In 2015, US Senator Charles Schumer proposed a law requiring drone manufacturers to build geofencing constraints into unmanned aerial vehicle navigation systems that would override the commands of the unsophisticated operator, preventing the device from flying into protected airspace.[7][8]

See also[edit]


  1. ^ "What is geo-fencing (geofencing)? - Definition from". Retrieved 2016-12-10.
  2. ^ De Lara, Eyal; Anthony LaMarca; Mahadev Satyanarayanan (2008). Location Systems: An Introduction to the Technology Behind Location Awareness. Morgan & Claypool Publishers. p. 88. ISBN 978-1-59829-581-8.
  3. ^ "Motorcycle Tracker Updates Every 15 Seconds". Motorcycle USA. 23 January 2009. Retrieved 2009-01-26.
  4. ^ "Kenya's elephants send text messages to rangers". CBS News. 11 February 2009.
  5. ^ "Location Based Messaging for Tourist Safety and Communication" (PDF). 3 July 2017. Retrieved 21 September 2017.
  6. ^ Hamid Jahankhani, A G Hessami, Feng Hsu: Global security, safety, and sustainability : 5th international conference, ICGS3 2009, London, UK, September 1-2, 2009 : proceedings. ISBN 978-3-642-04061-0
  7. ^ "Todd Humphreys: Don't Overregulate Drones". Alcalde. 18 March 2015. Retrieved 2015-04-05.
  8. ^ Schumer, Charles (19 August 2015). "Schumer proposes law". Retrieved 15 December 2015.

Further reading[edit]

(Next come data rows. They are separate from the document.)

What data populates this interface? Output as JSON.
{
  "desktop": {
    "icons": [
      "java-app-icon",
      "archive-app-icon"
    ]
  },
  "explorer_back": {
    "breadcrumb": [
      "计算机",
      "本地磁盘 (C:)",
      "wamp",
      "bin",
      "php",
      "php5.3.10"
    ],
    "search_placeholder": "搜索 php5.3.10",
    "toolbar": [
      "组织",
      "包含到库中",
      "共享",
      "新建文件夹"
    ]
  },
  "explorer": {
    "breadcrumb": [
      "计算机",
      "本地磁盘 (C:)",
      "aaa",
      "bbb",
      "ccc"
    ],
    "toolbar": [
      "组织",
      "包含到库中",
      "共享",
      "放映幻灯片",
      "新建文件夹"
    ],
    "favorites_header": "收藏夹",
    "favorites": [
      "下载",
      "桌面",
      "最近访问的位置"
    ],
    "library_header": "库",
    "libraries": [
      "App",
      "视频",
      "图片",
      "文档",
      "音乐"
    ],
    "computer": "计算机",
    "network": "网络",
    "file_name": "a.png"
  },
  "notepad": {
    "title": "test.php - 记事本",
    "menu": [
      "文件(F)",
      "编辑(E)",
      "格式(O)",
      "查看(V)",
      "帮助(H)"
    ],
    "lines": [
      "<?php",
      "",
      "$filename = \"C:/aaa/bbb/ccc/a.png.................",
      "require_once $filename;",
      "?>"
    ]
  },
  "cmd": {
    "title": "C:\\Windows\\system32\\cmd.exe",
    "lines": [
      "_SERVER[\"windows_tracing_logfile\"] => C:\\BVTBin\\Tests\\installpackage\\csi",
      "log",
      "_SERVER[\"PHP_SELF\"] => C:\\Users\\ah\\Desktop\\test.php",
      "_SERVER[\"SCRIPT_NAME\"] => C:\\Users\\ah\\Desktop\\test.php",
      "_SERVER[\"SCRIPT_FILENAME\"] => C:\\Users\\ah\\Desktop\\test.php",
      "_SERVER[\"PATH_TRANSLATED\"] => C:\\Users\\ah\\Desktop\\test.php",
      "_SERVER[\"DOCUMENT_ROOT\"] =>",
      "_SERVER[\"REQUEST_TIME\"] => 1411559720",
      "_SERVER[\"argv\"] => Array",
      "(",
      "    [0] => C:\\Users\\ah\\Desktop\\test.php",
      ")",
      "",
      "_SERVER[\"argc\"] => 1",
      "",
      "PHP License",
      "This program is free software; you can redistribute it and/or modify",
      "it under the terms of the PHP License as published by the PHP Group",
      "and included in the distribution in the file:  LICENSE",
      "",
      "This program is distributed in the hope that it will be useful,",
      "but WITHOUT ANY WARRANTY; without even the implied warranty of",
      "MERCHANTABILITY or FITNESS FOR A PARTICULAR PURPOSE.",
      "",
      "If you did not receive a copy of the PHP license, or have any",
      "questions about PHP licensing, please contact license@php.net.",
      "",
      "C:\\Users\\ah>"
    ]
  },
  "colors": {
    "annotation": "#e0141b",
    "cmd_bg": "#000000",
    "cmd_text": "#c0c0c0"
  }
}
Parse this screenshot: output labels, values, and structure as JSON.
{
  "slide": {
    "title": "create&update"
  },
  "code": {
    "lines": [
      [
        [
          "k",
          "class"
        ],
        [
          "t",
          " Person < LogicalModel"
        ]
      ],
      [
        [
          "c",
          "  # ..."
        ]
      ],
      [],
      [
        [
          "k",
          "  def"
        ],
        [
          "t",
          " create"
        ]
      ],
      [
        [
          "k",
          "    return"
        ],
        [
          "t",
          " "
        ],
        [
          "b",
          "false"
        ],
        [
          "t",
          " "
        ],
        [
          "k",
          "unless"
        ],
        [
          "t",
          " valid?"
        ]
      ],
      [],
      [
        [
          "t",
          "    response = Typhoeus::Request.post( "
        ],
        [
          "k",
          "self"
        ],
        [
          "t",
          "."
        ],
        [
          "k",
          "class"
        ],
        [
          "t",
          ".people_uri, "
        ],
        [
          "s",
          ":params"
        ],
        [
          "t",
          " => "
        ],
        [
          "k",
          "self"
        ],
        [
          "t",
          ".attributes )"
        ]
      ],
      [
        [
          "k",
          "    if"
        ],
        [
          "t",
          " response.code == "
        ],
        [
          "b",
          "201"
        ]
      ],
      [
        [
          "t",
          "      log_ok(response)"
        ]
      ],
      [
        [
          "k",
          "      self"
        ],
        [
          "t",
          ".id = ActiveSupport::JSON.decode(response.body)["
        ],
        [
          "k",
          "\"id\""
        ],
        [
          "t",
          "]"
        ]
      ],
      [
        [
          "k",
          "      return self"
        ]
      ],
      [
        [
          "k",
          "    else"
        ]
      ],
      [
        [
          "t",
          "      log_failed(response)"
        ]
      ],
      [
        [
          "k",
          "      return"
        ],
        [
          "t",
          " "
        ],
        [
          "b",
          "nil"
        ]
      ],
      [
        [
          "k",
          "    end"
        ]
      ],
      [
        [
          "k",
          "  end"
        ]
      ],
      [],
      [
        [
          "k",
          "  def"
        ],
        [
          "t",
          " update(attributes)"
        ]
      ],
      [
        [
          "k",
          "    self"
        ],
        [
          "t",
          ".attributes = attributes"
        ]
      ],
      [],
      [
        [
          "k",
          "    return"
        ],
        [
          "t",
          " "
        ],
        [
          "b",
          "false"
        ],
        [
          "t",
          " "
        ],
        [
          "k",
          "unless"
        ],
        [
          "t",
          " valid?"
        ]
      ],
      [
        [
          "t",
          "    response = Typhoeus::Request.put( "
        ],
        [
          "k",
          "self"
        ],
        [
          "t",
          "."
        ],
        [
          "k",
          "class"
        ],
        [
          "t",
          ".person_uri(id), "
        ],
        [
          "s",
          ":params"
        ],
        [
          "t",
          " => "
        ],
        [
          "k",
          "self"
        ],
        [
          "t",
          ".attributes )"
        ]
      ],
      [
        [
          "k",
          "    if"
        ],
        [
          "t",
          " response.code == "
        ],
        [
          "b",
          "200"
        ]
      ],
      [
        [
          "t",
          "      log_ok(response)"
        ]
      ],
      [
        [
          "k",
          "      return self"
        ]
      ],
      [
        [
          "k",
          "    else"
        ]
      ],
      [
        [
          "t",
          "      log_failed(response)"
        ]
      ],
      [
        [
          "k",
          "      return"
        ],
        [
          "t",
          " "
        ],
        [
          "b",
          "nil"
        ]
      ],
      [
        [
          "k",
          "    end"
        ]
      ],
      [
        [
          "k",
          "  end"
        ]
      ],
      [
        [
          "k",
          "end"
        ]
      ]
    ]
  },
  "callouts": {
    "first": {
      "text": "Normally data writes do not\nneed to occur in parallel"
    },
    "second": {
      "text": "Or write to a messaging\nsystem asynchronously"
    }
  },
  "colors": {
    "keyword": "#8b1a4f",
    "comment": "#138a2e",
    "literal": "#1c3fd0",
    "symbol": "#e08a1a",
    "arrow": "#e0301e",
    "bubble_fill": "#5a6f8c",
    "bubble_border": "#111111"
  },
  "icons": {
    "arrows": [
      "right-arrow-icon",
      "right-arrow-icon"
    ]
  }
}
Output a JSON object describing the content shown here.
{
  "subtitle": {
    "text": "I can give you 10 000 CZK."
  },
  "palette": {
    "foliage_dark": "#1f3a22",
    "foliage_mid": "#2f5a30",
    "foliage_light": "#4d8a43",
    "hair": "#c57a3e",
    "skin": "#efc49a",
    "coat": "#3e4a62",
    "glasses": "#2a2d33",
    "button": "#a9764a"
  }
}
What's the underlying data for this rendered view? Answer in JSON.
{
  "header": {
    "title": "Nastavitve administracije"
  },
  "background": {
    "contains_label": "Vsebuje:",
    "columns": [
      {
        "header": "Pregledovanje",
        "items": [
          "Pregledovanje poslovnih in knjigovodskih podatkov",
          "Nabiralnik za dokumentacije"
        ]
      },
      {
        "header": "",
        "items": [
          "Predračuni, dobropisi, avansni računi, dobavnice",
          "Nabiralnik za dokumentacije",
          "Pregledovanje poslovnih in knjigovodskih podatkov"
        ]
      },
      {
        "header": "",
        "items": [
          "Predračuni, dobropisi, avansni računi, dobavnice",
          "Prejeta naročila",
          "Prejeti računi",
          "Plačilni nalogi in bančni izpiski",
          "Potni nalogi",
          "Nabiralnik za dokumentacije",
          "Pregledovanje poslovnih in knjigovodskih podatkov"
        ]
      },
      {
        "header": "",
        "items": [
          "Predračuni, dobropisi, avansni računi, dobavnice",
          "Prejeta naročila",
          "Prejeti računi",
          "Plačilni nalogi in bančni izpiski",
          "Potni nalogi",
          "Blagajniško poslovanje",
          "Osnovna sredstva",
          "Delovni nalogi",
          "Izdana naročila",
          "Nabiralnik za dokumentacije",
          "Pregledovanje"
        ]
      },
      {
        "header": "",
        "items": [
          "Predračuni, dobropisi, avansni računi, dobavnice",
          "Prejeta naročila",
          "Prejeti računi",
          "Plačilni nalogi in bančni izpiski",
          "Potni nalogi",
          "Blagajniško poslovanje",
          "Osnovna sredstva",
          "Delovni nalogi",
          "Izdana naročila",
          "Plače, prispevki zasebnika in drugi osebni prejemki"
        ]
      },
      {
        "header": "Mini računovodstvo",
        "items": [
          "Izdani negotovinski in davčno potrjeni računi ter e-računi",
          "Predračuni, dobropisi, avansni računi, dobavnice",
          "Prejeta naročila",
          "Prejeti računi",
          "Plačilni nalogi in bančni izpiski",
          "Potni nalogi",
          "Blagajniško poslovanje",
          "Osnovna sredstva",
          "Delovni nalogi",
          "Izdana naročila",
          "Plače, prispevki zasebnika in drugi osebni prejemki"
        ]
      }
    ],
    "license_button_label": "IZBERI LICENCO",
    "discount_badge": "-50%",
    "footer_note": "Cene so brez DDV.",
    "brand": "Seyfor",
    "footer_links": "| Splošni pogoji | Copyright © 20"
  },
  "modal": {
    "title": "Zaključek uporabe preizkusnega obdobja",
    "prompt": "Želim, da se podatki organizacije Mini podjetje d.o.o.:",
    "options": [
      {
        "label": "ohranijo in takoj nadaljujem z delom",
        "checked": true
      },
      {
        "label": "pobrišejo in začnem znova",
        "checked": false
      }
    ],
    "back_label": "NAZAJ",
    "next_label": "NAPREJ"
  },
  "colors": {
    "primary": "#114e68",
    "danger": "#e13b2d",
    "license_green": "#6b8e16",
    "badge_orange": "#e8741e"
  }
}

  • De Lara, Eyal; Anthony LaMarca, Mahadev Satyanarayanan (2008). Location Systems: An Introduction to the Technology Behind Location Awareness. Morgan & Claypool Publishers. p. 88. ISBN 978-1-59829-581-8.
  • Anthony C. Ijeh, Allan J. Brimicombe, David S. Preston, Chris O. Imafidon (2009) "Geofencing in a Security Strategy Model." In Global Safety and Sustainability: 5th International Conference Proceedings. Jahankhani, H.; Hessami, A.G.; Hsu, F. (Eds.) p.104-111 © Springer-Verlag Berlin Heidelberg 2009. ISBN 978-3-642-04061-0